Law Enforcement Disclosure Report: Irish Government’s refusal to confirm lawful intercepts
6 June 2014 | 0
In an unprecedented move, Vodafone has released details of government eavesdropping on communications in 29 countries.
In its “Law Enforcement Disclosure Report”, Vodafone describes how it complies with the requirements of various governments “which require us to disclose information about our customers to law enforcement agencies or other government authorities, or to block or restrict access to certain services”.
“Our customers have a right to privacy which is enshrined in international human rights law and standards and enacted through national laws. Respecting that right is one of our highest priorities: it is integral to the Vodafone Code of Conduct which everyone who works for us has to follow at all times,” said Vodafone.
The report states that “refusal to comply with a country’s laws is not an option”, and says that Vodafone’s licence to operate would be put at risk, as well as potential sanctions against employees, in a territory where the company did not comply.
Ireland is included in the disclosure report, which quotes Postal and Telecommunications Acts from 1983, 1999 and 2009, as well as the Communications Act of 2011, as the legal frameworks by which the Irish Government can make requests for information and intercepts.
Vodafone said that it has complied with 4,124 request for “Communications Data”, but under the heading of “Lawful Interceptions”, the report says that “Whilst local laws do not expressly prohibit disclosure, we asked the authorities for guidance and have been informed that we cannot disclose this information”.
This is a first for telecommunications companies, and shows the pressure that the sector is experiencing ever since the revelations of the US National Security Agency (NSA) surveillance programmes by Edward Snowden last year.
Despite European legislation on rights to privacy, it seems many individual governments go far beyond these strictures in gathering information on citizenry.
Vodafone said that its reasons for compiling and publishing the report was to explain the principles, policies and processes that were being followed when responding to demands from agencies and authorities which it is required to assist with law enforcement and intelligence-gathering activities, but also to explain the nature of the legal powers invoked by agencies and authorities in countries where it operates.

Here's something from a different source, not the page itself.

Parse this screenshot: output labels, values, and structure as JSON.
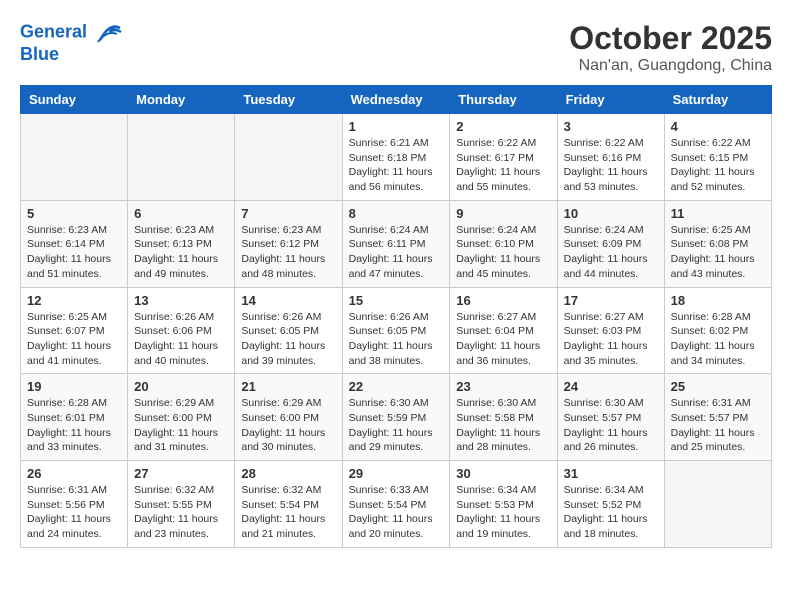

The report goes on to say that Vodafone wanted to disclose the aggregate number of demands received over the last year in each country of operation “unless prohibited from doing so or unless a government or other public body already discloses such information”.

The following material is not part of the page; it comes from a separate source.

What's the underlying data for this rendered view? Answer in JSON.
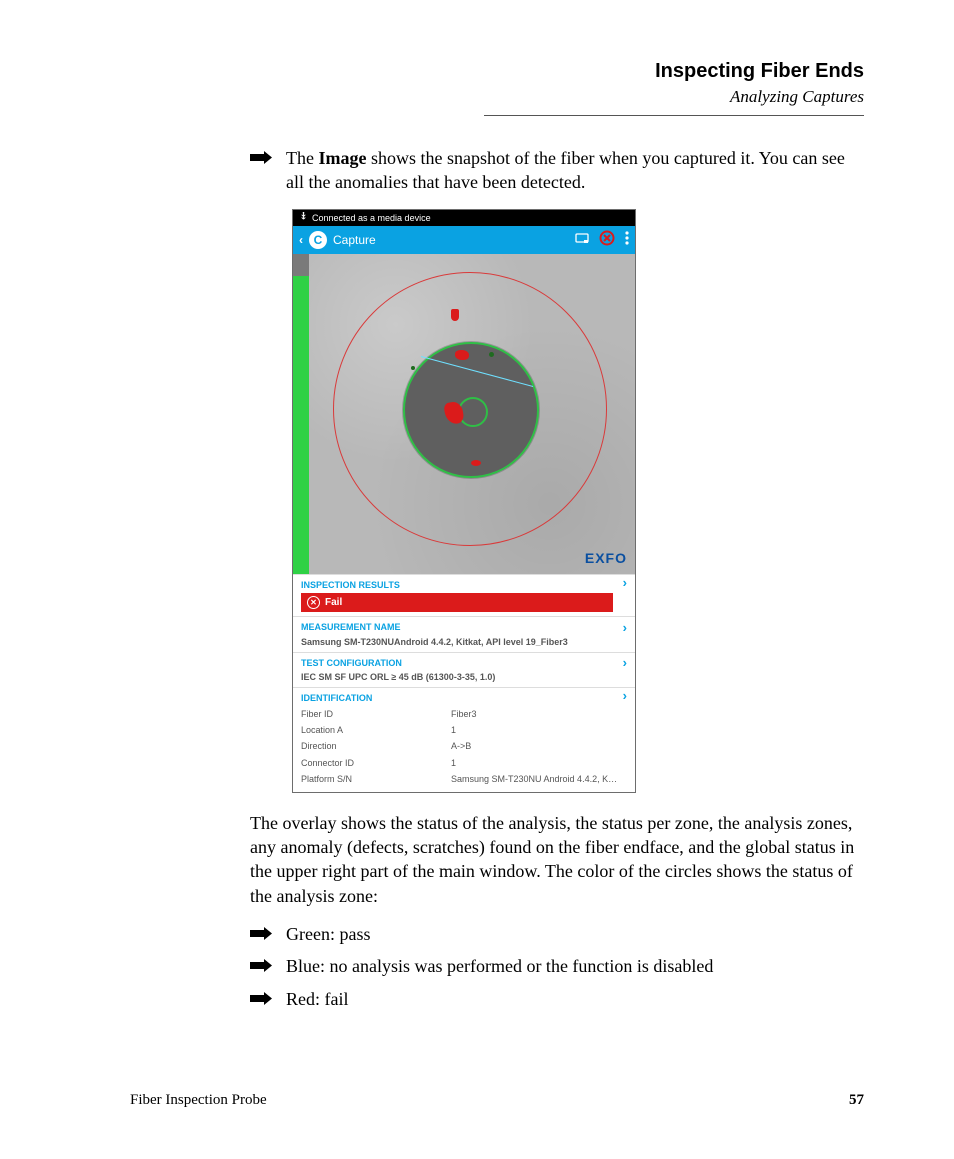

“Compiling this report has been a very complex and challenging endeavour,” said Vodafone. “Given the sensitivity of any discussion of agency or authority activity in certain countries, it has also not been without risk. We set out to create a single disclosure report covering 29 countries on a coherent basis.”

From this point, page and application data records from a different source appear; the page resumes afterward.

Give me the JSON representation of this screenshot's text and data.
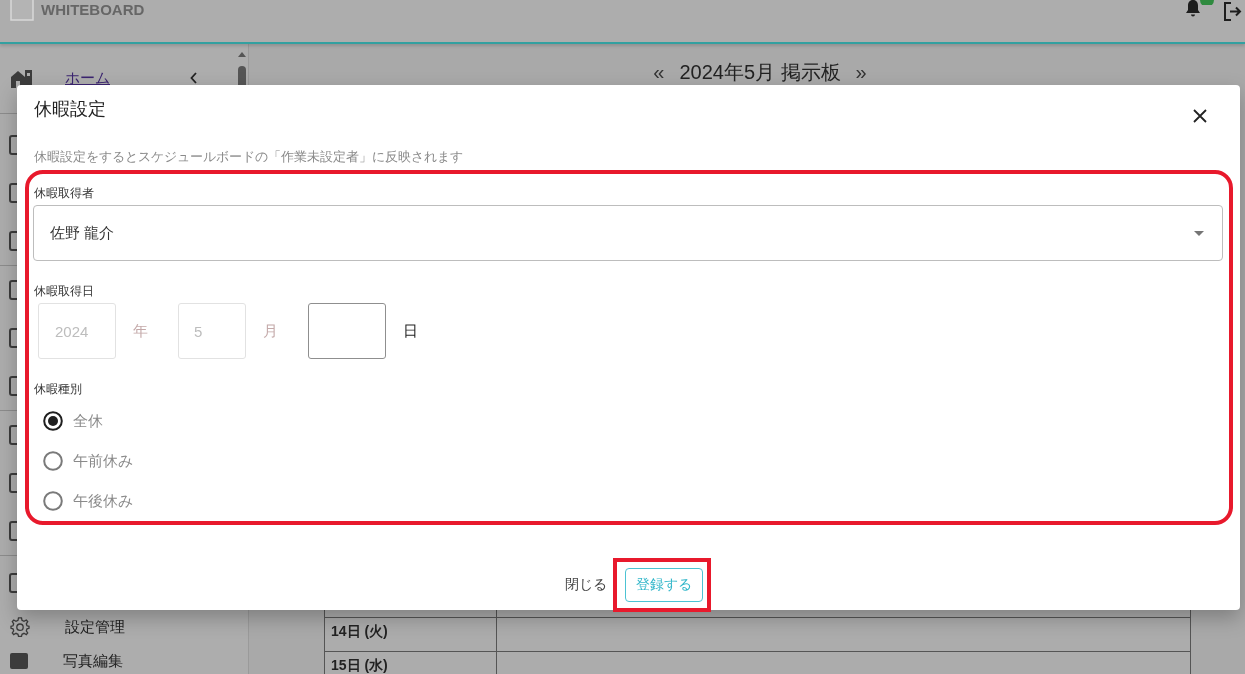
{
  "app_bar": {
    "title": "WHITEBOARD",
    "notification_badge": true
  },
  "sidebar": {
    "header_item": {
      "label": "ホーム",
      "kind": "link"
    },
    "footer_items": [
      {
        "label": "設定管理",
        "kind": "item"
      },
      {
        "label": "写真編集",
        "kind": "item"
      }
    ]
  },
  "board": {
    "prev": "«",
    "title": "2024年5月 掲示板",
    "next": "»",
    "rows": [
      {
        "date": "14日 (火)"
      },
      {
        "date": "15日 (水)"
      }
    ]
  },
  "dialog": {
    "title": "休暇設定",
    "note": "休暇設定をするとスケジュールボードの「作業未設定者」に反映されます",
    "highlighted": true,
    "person": {
      "label": "休暇取得者",
      "value": "佐野 龍介"
    },
    "date": {
      "label": "休暇取得日",
      "parts": [
        {
          "value": "2024",
          "unit": "年",
          "disabled": true
        },
        {
          "value": "5",
          "unit": "月",
          "disabled": true
        },
        {
          "unit": "日",
          "disabled": false
        }
      ]
    },
    "leave_type": {
      "label": "休暇種別",
      "options": [
        {
          "label": "全休",
          "selected": true
        },
        {
          "label": "午前休み",
          "selected": false
        },
        {
          "label": "午後休み",
          "selected": false
        }
      ]
    },
    "buttons": [
      {
        "label": "閉じる",
        "kind": "text",
        "highlighted": false
      },
      {
        "label": "登録する",
        "kind": "outlined",
        "highlighted": true
      }
    ]
  }
}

The report is critical of EU member states which, despite overarching legislation, show little consistency or coherence in laws and practices.
“After months of detailed analysis, it has become clear that there is, in fact, very little coherence and consistency in law and agency and authority practice, even between neighbouring EU Member States,” says the report.
“There are also highly divergent views between governments on the most appropriate response to public demands for greater transparency, and public attitudes in response to government surveillance allegations can also vary greatly from one country to another.”
The tone of the report is very much one of frustration. It betrays an industry at odds with government demands one the one hand, and duty to customers on the other, with ethical statements of service and policy caught in the middle.
With this frank and critical report, Vodafone has to a certain extent, indemnified itself from consumer criticism while at the same time fuelling the debate around government eavesdropping on ordinary citizens.